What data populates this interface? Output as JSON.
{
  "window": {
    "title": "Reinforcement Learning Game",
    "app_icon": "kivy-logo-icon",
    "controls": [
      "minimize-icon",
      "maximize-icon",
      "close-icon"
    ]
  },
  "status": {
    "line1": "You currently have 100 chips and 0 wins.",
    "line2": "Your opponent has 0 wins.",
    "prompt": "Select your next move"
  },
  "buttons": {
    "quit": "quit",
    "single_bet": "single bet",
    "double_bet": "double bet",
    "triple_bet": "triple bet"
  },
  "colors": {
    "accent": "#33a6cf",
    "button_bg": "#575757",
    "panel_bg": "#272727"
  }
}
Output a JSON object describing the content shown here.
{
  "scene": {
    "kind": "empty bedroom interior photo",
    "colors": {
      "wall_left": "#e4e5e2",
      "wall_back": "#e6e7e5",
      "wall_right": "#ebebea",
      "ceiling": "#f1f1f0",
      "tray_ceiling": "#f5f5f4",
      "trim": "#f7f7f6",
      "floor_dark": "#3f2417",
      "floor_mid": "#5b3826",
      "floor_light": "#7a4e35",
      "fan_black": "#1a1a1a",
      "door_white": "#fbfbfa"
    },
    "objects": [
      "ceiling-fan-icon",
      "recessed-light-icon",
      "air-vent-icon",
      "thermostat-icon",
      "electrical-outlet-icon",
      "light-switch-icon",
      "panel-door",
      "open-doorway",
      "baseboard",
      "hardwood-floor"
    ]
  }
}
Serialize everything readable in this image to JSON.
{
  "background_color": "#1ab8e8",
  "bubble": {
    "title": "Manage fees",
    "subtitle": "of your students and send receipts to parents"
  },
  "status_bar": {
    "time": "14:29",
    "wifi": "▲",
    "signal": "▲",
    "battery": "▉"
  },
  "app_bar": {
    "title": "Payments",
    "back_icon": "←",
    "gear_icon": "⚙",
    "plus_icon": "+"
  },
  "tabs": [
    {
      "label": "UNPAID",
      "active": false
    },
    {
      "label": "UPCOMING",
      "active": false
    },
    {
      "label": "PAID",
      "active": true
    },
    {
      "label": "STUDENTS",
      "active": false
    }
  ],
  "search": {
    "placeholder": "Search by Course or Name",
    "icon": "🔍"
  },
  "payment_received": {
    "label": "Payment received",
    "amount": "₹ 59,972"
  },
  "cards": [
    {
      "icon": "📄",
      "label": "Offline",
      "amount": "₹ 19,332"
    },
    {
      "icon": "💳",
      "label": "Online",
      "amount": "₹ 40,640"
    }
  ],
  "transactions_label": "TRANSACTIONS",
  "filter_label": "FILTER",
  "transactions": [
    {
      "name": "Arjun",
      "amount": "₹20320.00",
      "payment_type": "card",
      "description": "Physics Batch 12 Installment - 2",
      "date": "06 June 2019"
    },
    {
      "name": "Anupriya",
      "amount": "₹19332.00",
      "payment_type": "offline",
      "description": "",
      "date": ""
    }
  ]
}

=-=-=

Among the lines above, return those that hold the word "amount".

Task output.
    "amount": "₹ 59,972"
      "amount": "₹ 19,332"
      "amount": "₹ 40,640"
      "amount": "₹20320.00",
      "amount": "₹19332.00",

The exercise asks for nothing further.